● Directions for this task:
In the following material, identify every line holding the string "emoji" and return it.
+===+
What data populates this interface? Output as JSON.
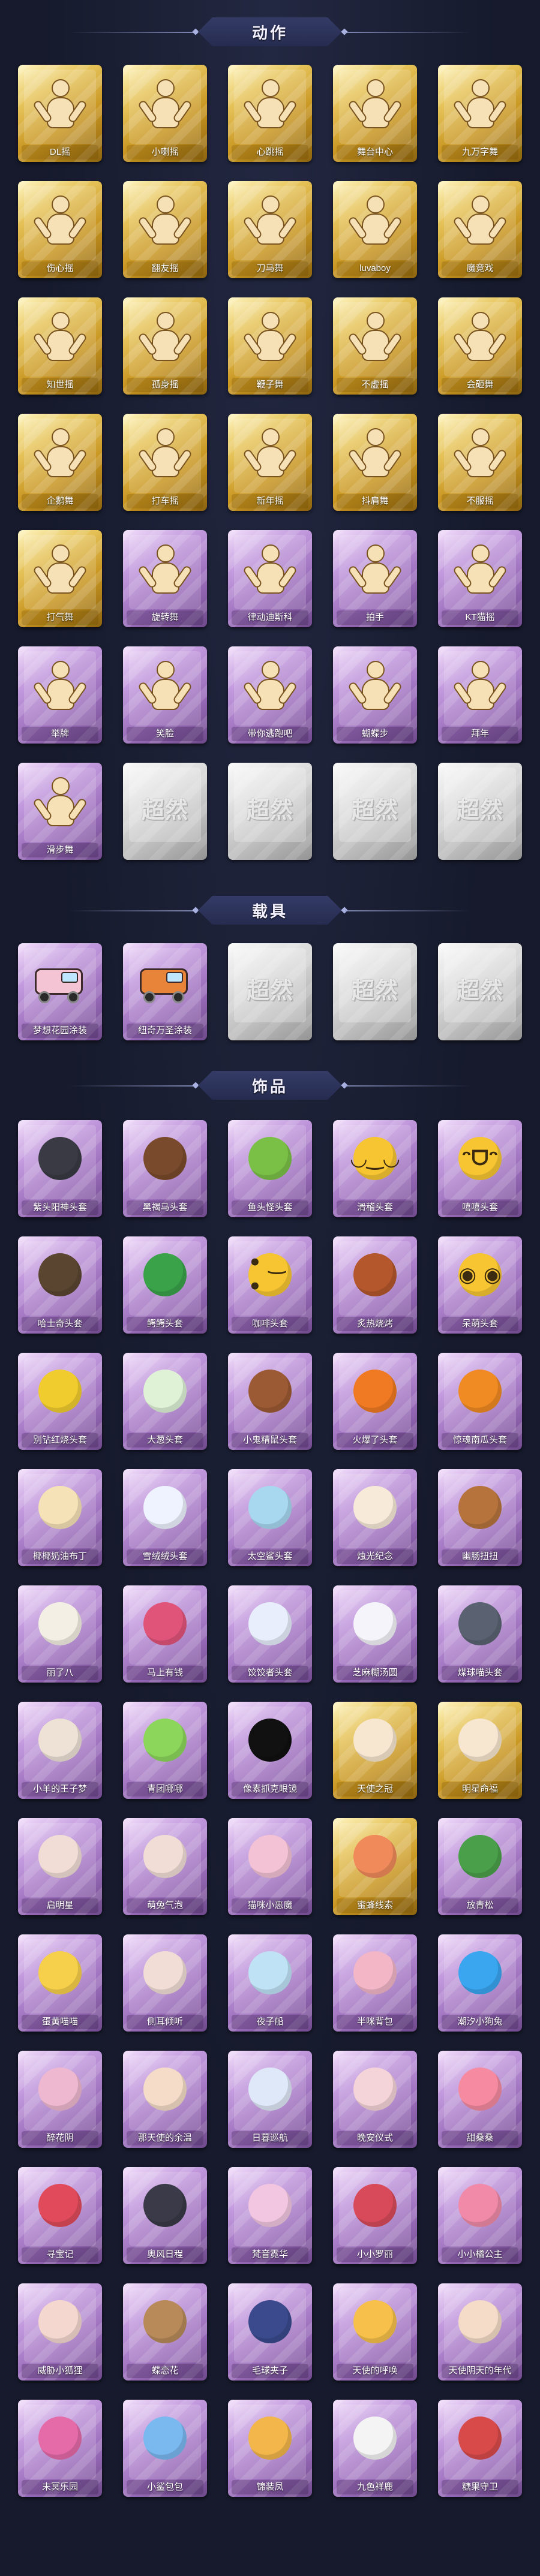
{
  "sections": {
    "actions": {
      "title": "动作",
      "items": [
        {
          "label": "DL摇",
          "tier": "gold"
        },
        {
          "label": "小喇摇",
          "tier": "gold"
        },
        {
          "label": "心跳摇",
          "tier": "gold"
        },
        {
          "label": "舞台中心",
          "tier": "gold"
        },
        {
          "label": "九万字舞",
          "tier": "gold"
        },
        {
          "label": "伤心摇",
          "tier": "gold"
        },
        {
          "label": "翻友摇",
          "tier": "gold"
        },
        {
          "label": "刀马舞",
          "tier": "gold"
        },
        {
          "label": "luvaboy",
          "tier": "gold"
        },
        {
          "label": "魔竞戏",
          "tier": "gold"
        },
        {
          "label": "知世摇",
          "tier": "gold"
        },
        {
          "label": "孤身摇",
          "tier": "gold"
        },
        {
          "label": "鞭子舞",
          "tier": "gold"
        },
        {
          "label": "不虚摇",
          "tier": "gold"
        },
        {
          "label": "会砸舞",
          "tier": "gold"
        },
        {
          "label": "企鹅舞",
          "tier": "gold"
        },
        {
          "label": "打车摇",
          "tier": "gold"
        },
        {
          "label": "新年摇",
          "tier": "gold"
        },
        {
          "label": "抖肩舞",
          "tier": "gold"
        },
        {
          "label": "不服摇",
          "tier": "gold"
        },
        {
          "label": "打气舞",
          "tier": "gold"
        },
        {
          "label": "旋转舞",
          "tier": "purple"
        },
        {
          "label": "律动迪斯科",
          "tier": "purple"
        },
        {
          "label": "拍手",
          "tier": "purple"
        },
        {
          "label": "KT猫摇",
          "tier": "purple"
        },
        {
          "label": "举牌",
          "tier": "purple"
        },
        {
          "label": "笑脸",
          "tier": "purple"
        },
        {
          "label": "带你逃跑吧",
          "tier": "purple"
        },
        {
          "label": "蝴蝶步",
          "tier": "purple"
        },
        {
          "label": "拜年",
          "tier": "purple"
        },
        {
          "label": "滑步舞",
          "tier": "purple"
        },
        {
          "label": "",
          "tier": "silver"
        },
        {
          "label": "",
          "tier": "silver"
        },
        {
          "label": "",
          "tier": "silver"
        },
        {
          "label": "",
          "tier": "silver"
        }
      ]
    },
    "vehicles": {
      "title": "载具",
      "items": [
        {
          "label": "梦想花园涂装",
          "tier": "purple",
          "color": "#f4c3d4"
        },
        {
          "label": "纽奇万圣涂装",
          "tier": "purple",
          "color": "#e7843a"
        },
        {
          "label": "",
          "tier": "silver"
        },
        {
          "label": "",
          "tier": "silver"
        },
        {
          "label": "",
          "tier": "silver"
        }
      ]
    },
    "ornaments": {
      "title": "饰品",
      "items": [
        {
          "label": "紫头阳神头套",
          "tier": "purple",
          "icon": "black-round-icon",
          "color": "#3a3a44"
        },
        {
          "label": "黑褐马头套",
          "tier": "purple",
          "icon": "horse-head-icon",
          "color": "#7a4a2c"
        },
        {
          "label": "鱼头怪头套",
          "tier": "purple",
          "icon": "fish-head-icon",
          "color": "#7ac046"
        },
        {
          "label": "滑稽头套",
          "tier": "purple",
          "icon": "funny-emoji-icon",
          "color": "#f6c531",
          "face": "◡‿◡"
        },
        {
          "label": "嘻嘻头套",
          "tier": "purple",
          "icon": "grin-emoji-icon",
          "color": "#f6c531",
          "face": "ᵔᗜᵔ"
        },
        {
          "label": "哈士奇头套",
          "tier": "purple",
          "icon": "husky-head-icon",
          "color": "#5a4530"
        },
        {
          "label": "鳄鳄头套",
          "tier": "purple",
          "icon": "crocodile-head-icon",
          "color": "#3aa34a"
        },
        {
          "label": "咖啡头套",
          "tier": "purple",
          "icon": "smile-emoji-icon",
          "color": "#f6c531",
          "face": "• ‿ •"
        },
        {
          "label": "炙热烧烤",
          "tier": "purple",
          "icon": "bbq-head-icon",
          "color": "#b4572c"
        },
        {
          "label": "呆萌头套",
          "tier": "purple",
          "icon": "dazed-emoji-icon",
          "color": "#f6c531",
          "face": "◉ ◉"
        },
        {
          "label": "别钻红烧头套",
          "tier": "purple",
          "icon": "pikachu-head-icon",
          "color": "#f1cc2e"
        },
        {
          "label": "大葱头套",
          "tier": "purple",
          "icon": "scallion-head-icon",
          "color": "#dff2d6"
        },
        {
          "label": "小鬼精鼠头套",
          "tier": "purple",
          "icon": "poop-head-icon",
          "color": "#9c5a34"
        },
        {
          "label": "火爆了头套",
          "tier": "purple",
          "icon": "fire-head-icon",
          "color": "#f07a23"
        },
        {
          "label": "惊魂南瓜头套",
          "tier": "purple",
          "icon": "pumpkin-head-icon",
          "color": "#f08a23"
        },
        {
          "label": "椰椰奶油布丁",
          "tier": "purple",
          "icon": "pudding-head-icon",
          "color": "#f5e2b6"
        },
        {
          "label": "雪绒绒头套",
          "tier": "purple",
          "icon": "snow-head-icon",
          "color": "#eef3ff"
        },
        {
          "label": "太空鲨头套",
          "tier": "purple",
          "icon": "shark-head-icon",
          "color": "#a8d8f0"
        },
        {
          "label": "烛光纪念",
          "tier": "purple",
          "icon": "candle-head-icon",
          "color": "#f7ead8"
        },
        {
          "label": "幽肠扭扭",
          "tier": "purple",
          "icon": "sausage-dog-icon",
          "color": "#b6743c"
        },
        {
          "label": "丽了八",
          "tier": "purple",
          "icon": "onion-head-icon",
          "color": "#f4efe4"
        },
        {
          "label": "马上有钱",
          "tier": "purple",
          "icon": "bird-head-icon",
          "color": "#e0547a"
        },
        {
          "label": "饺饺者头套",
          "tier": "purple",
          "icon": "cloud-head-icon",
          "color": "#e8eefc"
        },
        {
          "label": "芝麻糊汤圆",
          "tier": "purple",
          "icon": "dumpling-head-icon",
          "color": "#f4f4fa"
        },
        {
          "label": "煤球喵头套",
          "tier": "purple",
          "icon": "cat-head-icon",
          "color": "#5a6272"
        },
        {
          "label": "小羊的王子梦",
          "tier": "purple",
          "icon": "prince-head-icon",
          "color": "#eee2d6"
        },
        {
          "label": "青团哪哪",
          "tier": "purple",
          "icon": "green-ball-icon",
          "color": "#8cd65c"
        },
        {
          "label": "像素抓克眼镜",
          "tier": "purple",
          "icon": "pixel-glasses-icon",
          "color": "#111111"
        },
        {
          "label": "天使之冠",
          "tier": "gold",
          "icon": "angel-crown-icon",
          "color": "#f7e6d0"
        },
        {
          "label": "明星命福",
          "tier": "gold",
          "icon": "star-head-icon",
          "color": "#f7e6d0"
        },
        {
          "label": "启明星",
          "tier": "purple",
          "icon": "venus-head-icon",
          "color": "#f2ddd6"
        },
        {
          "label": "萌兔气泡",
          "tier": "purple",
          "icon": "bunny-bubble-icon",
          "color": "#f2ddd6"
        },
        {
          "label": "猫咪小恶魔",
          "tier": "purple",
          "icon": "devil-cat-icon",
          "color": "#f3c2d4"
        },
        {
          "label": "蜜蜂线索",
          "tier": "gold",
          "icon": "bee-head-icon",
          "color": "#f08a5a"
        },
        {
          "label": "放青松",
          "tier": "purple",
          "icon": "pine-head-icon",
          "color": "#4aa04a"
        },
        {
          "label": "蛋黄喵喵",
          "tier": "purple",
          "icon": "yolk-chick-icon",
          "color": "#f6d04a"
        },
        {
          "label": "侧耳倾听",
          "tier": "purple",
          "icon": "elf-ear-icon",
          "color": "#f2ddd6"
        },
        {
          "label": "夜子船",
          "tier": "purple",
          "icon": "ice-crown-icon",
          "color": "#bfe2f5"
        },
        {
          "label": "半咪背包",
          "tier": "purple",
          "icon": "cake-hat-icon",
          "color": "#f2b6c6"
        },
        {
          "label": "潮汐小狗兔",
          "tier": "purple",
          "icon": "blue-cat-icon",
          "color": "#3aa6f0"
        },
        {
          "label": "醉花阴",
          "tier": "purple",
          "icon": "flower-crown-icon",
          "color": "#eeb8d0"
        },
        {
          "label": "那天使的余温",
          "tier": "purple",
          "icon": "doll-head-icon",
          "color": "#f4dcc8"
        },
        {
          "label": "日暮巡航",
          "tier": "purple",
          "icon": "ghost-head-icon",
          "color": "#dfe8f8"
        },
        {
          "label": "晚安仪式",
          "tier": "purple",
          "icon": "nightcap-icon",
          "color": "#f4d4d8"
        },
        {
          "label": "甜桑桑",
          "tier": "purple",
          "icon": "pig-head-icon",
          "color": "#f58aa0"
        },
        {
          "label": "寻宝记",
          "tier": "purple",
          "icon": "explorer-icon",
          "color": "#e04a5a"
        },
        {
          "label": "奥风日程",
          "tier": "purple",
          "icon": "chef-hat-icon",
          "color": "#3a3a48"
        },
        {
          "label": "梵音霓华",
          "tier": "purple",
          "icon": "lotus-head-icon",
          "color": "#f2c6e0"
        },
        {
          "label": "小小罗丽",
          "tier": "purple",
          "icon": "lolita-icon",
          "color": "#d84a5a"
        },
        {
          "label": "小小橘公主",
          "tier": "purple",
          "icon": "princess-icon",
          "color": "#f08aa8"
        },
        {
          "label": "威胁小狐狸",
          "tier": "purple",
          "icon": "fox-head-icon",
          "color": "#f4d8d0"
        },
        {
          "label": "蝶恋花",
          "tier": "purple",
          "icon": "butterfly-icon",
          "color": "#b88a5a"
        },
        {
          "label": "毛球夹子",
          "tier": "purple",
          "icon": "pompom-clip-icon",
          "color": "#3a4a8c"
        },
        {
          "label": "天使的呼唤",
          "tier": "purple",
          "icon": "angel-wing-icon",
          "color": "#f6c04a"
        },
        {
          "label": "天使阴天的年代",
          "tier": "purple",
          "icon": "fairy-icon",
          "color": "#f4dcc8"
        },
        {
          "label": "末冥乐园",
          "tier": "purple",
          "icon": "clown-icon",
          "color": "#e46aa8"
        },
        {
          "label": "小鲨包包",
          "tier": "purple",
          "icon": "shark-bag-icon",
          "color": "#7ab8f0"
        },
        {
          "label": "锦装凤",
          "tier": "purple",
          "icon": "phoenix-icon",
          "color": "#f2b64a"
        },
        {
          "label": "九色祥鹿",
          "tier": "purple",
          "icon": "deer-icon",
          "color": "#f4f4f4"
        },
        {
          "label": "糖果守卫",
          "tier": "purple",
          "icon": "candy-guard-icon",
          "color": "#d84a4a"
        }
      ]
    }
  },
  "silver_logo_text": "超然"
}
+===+
● Response for this exercise:
          "icon": "funny-emoji-icon",
          "icon": "grin-emoji-icon",
          "icon": "smile-emoji-icon",
          "icon": "dazed-emoji-icon",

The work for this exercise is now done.